TOKYO (AFP) -- The collapse of sports events worldwide over the rapidly spreading new coronavirus heaped pressure on the Tokyo Olympics on Friday as US President Donald Trump suggested delaying the Games by a year.
Formula One's Australian Grand Prix and The Players Championship, one of golf's most prestigious events, were the latest to fall in a period when the virus has laid waste to the sporting calendar.
Football's Premier League, with a worldwide audience of billions, is also in question after Arsenal manager Mikel Arteta and Chelsea midfielder were confirmed to have the disease.
The PGA Tour golf season, the men's tennis tour, NBA basketball, Major League Baseball and a host of top-flight football leagues have all been put on hold or forced behind closed doors.
The impact of COVID-19, which has killed nearly 5,000 people according to an AFP tally, is accelerating just over four months from the Tokyo Olympics' start on July 24.
European football chiefs will consider whether to postpone Euro 2020, this year's other major international sports event due to start in mid-June, at a meeting next week.
Tokyo Olympics organisers, Japan's government and the International Olympic Committee have been adamant the Games will go ahead as planned despite the global panic.

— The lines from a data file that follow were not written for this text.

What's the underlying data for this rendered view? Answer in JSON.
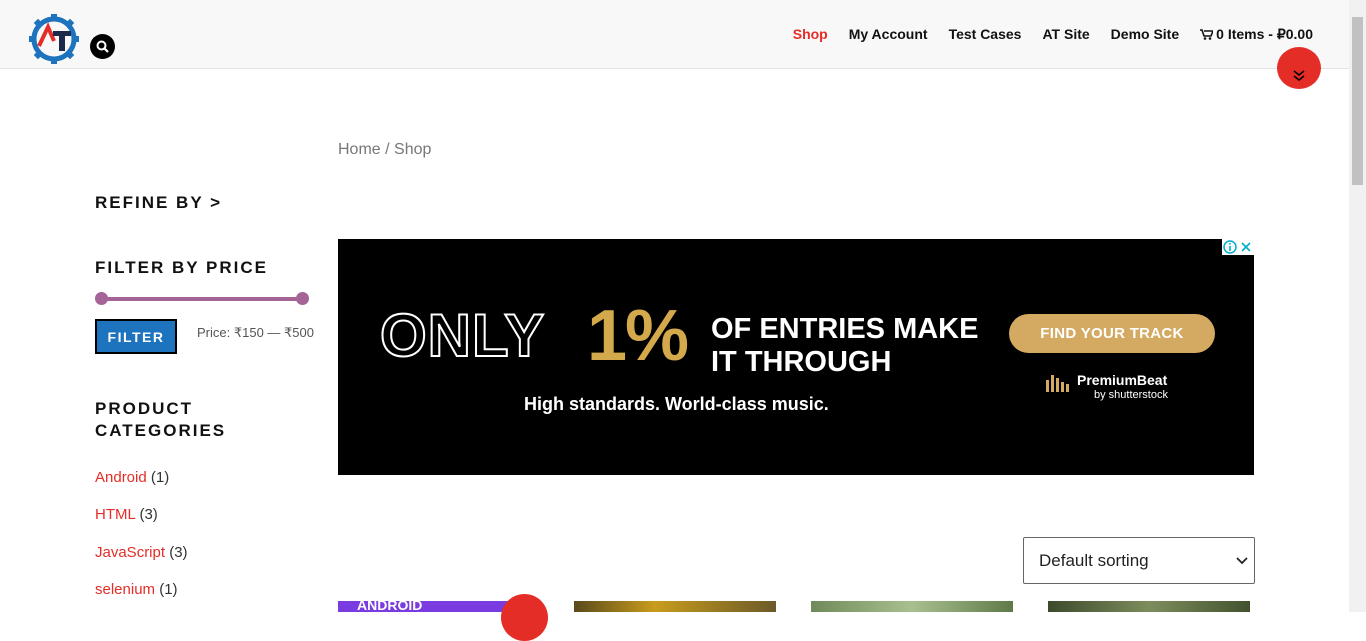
{
  "header": {
    "logo_text": "AT",
    "nav": [
      {
        "label": "Shop",
        "active": true
      },
      {
        "label": "My Account",
        "active": false
      },
      {
        "label": "Test Cases",
        "active": false
      },
      {
        "label": "AT Site",
        "active": false
      },
      {
        "label": "Demo Site",
        "active": false
      }
    ],
    "cart_label": "0 Items - ₽0.00"
  },
  "breadcrumb": {
    "home": "Home",
    "separator": " / ",
    "current": "Shop"
  },
  "sidebar": {
    "refine_heading": "REFINE BY >",
    "price_heading": "FILTER BY PRICE",
    "price_min_fraction": 0,
    "price_max_fraction": 1,
    "filter_button": "FILTER",
    "price_label": "Price: ₹150 — ₹500",
    "categories_heading_line1": "PRODUCT",
    "categories_heading_line2": "CATEGORIES",
    "categories": [
      {
        "name": "Android",
        "count": "(1)"
      },
      {
        "name": "HTML",
        "count": "(3)"
      },
      {
        "name": "JavaScript",
        "count": "(3)"
      },
      {
        "name": "selenium",
        "count": "(1)"
      }
    ]
  },
  "ad": {
    "only": "ONLY",
    "percent": "1%",
    "entries_line1": "OF ENTRIES MAKE",
    "entries_line2": "IT THROUGH",
    "tagline": "High standards. World-class music.",
    "button": "FIND YOUR TRACK",
    "brand": "PremiumBeat",
    "brand_sub": "by shutterstock"
  },
  "sorting": {
    "selected": "Default sorting"
  },
  "products": {
    "first_label": "ANDROID"
  },
  "colors": {
    "accent": "#e52d27",
    "slider": "#a46497",
    "filter_button": "#1e73be",
    "ad_gold": "#d4a94c"
  }
}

But Trump became the first foreign leader to break ranks and raise the prospect of delaying the Olympics until 2021.
"Maybe they postpone it for a year," Trump told reporters in the Oval Office, 19 weeks before the opening ceremony in Tokyo's Olympic Stadium.
"You know, I like that better than I like having empty stadiums all over the place. I think if you cancel it, make it a year later, that's a better alternative than doing it with no crowd," he said.

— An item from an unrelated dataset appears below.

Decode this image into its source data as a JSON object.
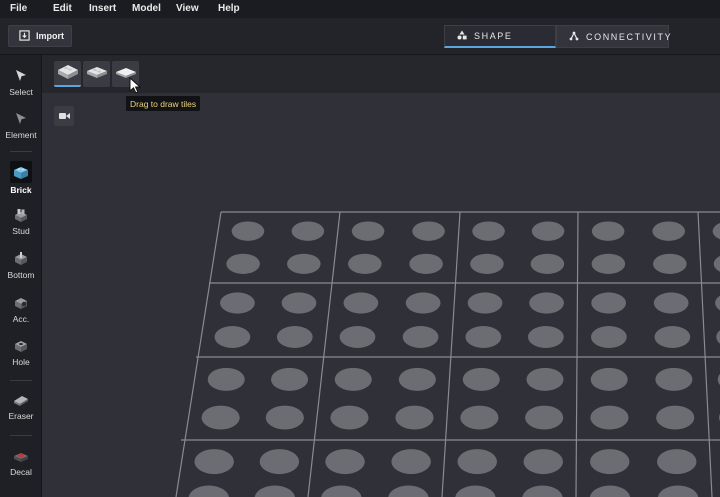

Trump's comments came just hours after actresses dressed as ancient Greek priestesses held the ceremonial flame-lighting at a ruined temple in the original Olympia, Greece.
'Lots of options!'

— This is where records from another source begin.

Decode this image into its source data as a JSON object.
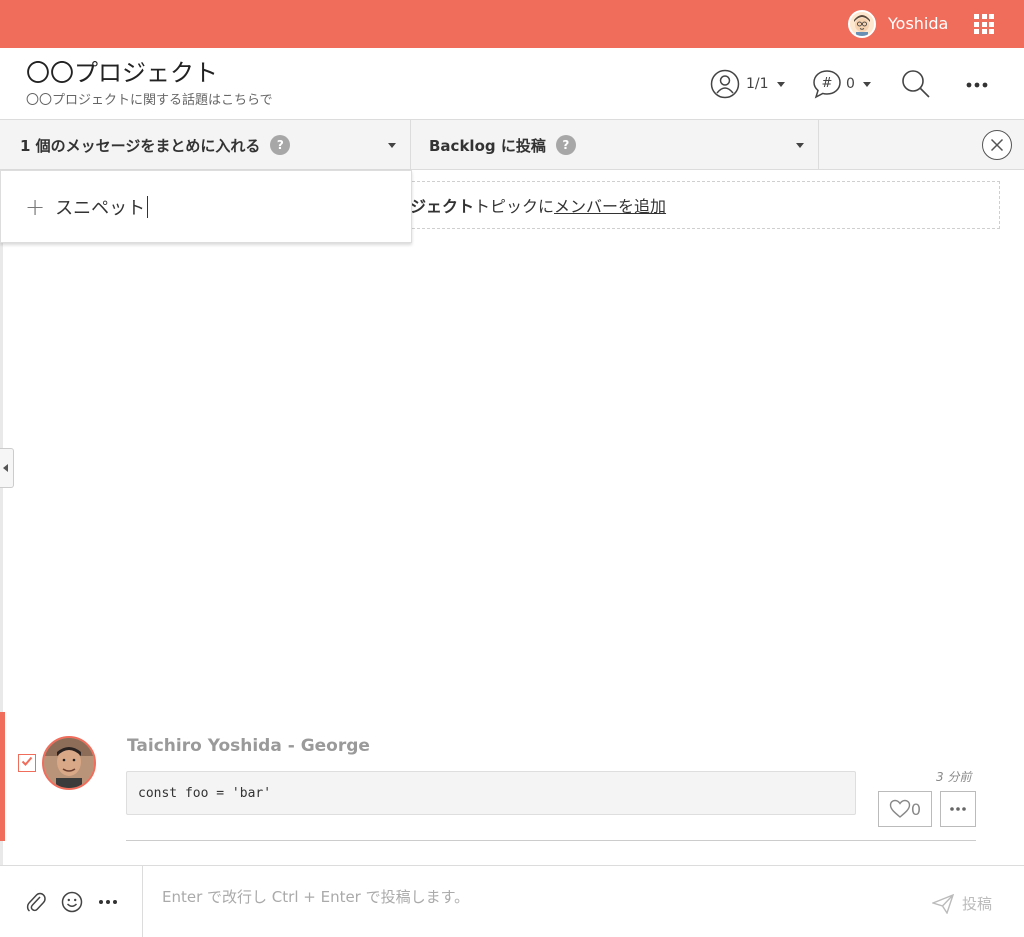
{
  "topbar": {
    "username": "Yoshida",
    "bg_color": "#f06d5c"
  },
  "header": {
    "title": "〇〇プロジェクト",
    "subtitle": "〇〇プロジェクトに関する話題はこちらで",
    "members_count": "1/1",
    "topics_count": "0"
  },
  "dropbar": {
    "merge_label": "1 個のメッセージをまとめに入れる",
    "backlog_label": "Backlog に投稿",
    "help": "?"
  },
  "info": {
    "bold_text": "ジェクト",
    "mid_text": "トピックに",
    "link_text": "メンバーを追加"
  },
  "popup": {
    "plus": "+",
    "text": "スニペット"
  },
  "message": {
    "author": "Taichiro Yoshida - George",
    "code": "const foo = 'bar'",
    "time": "3 分前",
    "likes": "0"
  },
  "composer": {
    "placeholder": "Enter で改行し Ctrl + Enter で投稿します。",
    "post_label": "投稿"
  }
}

Trump later discussed the Olympics with Japanese Prime Minister Shinzo Abe by telephone, before tweeting there were "Lots of options!"
But Tokyo's governor Yuriko Koike was unmoved, telling reporters on Friday:
"For Tokyo, there is no option of cancellation at all."
Japan's Olympic minister Seiko Hashimoto said: "Neither the IOC nor the organising committee is thinking about delaying or cancelling the Games at all."
Asked about the possibility of scaling back the number of spectators, Hashimoto said: "We are not thinking about that at all."
In Melbourne, drivers were just hours from the first practice session when the season-opening Australian Grand Prix was axed on Friday, after a McLaren team member was diagnosed with COVID-19.
The last-minute cancellation raises fears for other races including next week's Bahrain Grand Prix, which has already barred fans.
The Chinese Grand Prix has been postponed, while the inaugural Formula One race in Vietnam on April 5 is also at risk.
The Players Championship was called off after the first round as the PGA Tour cancelled another four tournaments leading up to the Masters, starting on April 8.
Premier League chiefs will hold emergency talks later on Friday "regarding future fixtures", which look uncertain with Arsenal and Chelsea both in lockdown.
Arsenal's game against Brighton was postponed after Arteta's positive test, before Chelsea's Hudson-Odoi became the first Premier League player confirmed with the coronavirus.
Leicester City and Manchester City also have players in isolation because of fears over the disease.
Spain's top two divisions have been suspended for at least two weeks after Real Madrid put its team in quarantine, while Italy's Serie A is on hold and France's Ligue 1 will continue in empty stadiums.
Indian cricket chiefs will meet on Saturday to decide the fate of the lucrative Indian Premier League, scheduled to start on March 29, after the government called for it to be cancelled.
Australia's one-day international against New Zealand went ahead behind closed doors in Sydney but the hosts were without seam bowler Kane Richardson, who is quarantined and has been tested for COVID-19. (AFP)